Everyone knows you should set goals, but do you put deadlines on those goals? For several years, I have had a goal of deadlifting 500lbs. However, I had not gone after that goal as aggressively as I should. This past spring one my star interns (who is a very good powerlifter) called me out. He told me he wanted to see my pull 500 before he graduated in April. That deadline provided me the urgency I needed to get after that goal. A few peaking cycles later and I pulled the 500.
While training can seem really exciting for the first few weeks, it can lose its luster over time. This is especially true when you are training to reach a specific goal, not just finding creative ways to get tired and sweaty. While I do love training, there are days I don’t feel like it. On these days, I play a mind game with myself. If when I get out of bed, I don’t feel like training that day, I simply tell myself, if you are too tired, you don’t have to train. Then, at training time, I tell myself, just do your warm-up sets and see how you feel. Most of the time when this happens, the warm-up sets prove to me that I’m okay and I have a good session. This teaches me that I was simply suffering from mental fatigue. If it was truly physical fatigue, the warm-up sets would feel slow and heavy and I would know I needed a break.

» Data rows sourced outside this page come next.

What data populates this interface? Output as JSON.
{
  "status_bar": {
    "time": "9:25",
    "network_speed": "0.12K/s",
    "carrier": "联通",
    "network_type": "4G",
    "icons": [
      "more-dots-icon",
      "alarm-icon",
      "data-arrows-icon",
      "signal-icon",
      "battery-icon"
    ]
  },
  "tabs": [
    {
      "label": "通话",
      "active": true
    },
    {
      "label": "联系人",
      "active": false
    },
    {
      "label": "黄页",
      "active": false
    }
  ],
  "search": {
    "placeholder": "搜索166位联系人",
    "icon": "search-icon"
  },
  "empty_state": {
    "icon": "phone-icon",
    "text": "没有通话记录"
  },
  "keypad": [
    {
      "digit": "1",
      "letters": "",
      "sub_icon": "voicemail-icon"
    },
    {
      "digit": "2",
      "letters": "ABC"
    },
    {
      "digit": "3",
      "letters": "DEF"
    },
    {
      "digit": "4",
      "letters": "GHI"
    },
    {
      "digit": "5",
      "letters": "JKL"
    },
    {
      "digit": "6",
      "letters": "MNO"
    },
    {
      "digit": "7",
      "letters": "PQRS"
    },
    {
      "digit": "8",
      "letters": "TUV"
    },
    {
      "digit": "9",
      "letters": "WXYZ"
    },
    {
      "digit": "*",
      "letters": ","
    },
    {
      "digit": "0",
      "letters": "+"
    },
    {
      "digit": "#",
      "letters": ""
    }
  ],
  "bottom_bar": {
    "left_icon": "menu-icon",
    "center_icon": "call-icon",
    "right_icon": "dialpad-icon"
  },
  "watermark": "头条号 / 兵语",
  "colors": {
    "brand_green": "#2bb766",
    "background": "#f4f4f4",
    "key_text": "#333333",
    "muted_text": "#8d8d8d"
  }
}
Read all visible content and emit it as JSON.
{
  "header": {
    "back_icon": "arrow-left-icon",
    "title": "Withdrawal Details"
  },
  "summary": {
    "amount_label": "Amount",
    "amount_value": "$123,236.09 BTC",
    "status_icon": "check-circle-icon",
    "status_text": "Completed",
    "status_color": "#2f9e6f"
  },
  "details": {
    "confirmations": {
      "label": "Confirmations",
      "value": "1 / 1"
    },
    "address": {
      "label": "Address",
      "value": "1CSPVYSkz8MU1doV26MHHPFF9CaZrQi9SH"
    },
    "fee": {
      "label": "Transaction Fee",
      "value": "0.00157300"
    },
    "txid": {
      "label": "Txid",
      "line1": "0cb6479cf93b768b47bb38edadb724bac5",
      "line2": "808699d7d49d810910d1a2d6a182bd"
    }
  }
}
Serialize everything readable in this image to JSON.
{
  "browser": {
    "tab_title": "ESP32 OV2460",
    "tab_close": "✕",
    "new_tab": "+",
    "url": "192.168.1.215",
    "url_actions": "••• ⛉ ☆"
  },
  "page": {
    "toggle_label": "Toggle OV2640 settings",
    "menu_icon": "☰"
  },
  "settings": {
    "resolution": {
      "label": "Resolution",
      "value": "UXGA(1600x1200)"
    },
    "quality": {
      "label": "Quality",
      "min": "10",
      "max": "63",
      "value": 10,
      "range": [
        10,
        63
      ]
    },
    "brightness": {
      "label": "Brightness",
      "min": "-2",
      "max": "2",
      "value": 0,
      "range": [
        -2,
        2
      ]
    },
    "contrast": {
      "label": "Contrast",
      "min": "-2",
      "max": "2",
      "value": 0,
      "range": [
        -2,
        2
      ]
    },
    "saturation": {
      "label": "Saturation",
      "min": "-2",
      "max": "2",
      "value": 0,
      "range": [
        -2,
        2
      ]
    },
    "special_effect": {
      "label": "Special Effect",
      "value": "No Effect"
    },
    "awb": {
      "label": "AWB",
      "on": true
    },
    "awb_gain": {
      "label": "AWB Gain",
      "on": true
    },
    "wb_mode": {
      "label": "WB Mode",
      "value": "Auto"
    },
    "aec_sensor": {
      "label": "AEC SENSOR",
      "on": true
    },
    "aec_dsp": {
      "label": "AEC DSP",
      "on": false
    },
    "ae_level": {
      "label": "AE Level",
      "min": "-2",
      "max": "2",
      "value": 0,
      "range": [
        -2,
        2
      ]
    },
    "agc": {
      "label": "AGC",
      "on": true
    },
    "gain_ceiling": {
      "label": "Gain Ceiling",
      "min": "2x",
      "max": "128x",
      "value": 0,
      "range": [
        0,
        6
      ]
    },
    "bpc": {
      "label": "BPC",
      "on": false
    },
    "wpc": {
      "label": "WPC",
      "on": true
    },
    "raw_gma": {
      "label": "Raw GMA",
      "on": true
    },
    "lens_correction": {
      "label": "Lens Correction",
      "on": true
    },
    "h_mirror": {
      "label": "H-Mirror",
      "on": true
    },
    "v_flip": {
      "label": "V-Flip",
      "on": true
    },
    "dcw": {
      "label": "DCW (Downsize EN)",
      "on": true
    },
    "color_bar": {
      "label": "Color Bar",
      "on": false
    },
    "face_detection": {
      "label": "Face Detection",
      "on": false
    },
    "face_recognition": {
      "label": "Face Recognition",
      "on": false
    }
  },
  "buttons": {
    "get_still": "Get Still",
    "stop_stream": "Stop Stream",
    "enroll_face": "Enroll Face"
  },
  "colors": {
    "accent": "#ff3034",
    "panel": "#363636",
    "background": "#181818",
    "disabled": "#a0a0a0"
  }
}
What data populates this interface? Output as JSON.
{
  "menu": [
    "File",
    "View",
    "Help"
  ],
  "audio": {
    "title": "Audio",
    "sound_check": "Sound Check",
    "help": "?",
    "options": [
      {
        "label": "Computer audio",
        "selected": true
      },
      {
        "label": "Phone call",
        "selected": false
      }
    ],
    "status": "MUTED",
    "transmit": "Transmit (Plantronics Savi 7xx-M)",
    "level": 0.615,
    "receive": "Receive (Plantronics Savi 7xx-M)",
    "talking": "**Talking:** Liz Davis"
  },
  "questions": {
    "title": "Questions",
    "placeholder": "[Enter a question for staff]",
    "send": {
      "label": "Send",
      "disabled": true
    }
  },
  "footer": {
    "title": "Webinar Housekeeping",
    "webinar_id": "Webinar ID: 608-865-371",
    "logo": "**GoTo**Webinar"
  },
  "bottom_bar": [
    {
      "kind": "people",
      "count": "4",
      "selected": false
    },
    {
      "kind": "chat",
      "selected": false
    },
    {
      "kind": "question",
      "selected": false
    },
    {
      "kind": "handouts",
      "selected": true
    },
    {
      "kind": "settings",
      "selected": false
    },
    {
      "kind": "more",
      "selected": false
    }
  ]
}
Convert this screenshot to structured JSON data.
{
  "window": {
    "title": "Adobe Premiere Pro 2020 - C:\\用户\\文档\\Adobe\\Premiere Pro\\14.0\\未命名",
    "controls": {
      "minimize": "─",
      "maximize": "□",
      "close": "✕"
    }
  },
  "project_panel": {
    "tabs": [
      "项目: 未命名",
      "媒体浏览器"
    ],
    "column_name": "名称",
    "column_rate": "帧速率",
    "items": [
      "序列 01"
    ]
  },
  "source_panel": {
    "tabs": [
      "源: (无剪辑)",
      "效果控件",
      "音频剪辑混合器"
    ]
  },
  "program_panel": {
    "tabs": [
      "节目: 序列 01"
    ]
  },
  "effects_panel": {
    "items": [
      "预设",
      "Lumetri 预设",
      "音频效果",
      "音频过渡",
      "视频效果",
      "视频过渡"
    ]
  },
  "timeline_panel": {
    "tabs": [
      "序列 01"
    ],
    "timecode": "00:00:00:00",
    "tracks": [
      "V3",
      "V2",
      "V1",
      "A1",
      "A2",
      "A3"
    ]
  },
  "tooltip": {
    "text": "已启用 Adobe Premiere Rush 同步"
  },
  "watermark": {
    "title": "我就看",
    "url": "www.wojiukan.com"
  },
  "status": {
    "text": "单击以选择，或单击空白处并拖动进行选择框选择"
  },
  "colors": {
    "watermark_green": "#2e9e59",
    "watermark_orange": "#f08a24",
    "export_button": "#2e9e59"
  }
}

While I have known about, farmer’s walks for years and use them quick often for clients and athletes, I had not trained them consistently myself. However, this past year I made them a staple in my program. They are amazing at hammering your grip, traps, upper back, core and legs. They are very simple to learn and they make you strong everywhere (click HERE for more details on Loaded Carries! Also, while they are brutally hard, they are very easy to progress. I did 3 sets of about 30 yards at the end of my heavy leg day and simply added 2.5-5lbs per handle most weeks. Wow do they work!
Your Training in 2015
|Grab your training journal and
pend some time going over your
2014 training and do some reflection
As always I invite you to share your comments and reflections below.